4. Capture your blog ideas. Immediately. Some people jot them down in a notepad, others create a draft post right there and then. Whatever system you use to capture your post ideas, it doesn’t really matter – just be sure to capture them. This will enable you to always have something to blog about, so you’re never “hurting” for ideas. Personally, I use Penultimate on my iPad. It’s a quick and easy tool for me to hand scribble ideas. I then open it up on Fridays and start writing/recording my content.
5. Easily the most important one…Quality over Quantity – Always. Even though I got through those 12 days of constant blogging, producing some cool content, the fact of the matter is that I would not have been able to sustain it. That’s clear to me now. Sooner or later, the quality of my posts (regardless of the medium) would have dropped, and that would have just plain sucked.
A lot of bloggers are online, wanting to monetize their blogs. Some are posting because they enjoy it and simply want to help others and tell their tales. Some are business people that want to zone-in on blogging and the things it can do for their business.
Regardless of your reasons for blogging, one thing you must understand, realize and accept, above and beyond everything else is that a burned out blogger is not going to help, inspire or motivate anyone.
So, sit back for a moment. Breathe. Relax. Think. Then plan your next blogging move. Just like I did. The moment you finalize it, it will all make total sense, I assure you.
See you in the Blogosphere!

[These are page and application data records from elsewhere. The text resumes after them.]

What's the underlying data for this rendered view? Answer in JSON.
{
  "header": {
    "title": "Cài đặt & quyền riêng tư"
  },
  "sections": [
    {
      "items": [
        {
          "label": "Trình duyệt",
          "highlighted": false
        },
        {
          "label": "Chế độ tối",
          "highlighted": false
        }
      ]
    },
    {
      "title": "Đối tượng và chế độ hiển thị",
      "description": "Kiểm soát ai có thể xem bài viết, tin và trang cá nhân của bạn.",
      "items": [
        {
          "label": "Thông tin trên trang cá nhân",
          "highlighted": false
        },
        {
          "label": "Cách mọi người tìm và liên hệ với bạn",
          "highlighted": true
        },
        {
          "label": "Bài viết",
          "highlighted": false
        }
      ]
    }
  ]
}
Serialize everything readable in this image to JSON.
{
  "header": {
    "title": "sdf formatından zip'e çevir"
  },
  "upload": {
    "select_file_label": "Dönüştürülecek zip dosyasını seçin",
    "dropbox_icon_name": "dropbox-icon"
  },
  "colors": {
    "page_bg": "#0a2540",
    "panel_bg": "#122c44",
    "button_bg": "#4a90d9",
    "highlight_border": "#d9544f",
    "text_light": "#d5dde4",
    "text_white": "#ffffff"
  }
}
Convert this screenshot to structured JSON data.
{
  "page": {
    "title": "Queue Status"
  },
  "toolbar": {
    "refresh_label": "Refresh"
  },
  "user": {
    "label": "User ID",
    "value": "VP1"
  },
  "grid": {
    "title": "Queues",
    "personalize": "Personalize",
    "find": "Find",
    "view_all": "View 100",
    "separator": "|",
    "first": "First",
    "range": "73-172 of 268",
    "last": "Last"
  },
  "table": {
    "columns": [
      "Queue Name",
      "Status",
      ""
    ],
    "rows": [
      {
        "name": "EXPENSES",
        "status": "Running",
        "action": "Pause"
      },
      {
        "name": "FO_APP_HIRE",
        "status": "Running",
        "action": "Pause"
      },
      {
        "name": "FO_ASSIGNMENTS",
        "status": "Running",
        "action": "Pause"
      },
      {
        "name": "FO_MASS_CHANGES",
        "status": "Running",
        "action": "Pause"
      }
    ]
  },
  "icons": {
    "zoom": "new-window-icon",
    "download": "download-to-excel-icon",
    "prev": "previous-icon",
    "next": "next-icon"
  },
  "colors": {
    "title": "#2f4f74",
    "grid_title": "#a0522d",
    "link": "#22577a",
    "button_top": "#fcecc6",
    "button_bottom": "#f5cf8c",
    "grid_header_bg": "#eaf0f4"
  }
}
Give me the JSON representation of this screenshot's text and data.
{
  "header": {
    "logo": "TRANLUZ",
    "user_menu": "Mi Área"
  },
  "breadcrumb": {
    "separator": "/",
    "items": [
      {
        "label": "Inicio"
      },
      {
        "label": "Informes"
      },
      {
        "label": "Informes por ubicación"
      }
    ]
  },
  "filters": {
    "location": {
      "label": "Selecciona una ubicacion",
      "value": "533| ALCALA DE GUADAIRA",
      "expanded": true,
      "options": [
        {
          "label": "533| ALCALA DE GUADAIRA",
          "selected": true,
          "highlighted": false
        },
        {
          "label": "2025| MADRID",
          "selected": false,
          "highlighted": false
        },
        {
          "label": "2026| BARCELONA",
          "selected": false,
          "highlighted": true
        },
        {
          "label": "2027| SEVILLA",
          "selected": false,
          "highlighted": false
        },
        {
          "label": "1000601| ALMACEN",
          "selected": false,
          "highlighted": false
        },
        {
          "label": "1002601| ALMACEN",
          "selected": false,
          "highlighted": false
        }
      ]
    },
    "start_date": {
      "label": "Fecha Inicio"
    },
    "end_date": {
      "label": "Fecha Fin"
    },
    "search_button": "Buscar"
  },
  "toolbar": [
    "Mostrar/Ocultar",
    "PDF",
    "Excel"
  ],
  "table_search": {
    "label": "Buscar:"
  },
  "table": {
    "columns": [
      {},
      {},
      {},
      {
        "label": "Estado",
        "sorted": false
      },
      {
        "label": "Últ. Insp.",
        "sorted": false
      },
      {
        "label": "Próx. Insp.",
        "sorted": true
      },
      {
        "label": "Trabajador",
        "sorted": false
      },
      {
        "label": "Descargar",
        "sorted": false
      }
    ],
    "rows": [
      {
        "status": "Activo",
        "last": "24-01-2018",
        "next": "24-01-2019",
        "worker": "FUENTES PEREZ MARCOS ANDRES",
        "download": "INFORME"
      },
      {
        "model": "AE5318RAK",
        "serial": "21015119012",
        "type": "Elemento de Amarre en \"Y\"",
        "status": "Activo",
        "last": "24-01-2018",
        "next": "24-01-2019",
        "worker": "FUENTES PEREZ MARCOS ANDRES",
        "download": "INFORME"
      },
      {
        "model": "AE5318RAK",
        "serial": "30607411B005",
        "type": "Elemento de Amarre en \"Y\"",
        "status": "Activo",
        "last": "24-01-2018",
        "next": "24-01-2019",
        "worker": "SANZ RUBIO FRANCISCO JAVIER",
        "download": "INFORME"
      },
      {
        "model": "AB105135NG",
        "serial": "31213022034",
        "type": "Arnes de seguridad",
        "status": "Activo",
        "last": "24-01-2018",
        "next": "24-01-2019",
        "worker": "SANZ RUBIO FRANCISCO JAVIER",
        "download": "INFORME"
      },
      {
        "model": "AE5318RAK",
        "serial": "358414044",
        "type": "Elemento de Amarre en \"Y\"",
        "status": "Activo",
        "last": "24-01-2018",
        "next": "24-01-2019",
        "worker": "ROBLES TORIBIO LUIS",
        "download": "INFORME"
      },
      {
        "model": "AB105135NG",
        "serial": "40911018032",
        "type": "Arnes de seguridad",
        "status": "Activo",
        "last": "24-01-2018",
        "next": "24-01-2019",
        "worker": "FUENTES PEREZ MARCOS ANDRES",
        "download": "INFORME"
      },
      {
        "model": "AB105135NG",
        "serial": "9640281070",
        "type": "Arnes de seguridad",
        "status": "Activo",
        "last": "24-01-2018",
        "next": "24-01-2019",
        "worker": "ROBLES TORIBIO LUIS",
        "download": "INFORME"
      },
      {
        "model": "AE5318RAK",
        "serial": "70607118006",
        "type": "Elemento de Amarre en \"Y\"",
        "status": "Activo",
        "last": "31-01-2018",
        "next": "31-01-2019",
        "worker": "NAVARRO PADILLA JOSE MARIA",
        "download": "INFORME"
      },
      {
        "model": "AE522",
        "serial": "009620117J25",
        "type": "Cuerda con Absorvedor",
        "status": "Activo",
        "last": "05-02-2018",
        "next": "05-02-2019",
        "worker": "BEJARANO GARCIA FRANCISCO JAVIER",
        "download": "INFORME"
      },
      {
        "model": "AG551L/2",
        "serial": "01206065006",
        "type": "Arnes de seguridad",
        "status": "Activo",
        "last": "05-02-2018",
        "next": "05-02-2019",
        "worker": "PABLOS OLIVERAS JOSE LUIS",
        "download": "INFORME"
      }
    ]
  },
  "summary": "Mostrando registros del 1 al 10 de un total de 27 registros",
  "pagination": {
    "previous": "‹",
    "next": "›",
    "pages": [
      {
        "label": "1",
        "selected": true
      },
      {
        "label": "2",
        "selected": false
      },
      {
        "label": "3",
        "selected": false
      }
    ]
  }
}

About the author: Chris Ducker is a 20-year sales, marketing and PR professional originally from the UK. He’s now the Virtual CEO of the Live2Sell Group of Companies, a thriving total business outsourcing provider based in Cebu City, Philippines, with almost 200 full-time staff. Read more about Chris at Virtual Business Lifestyle.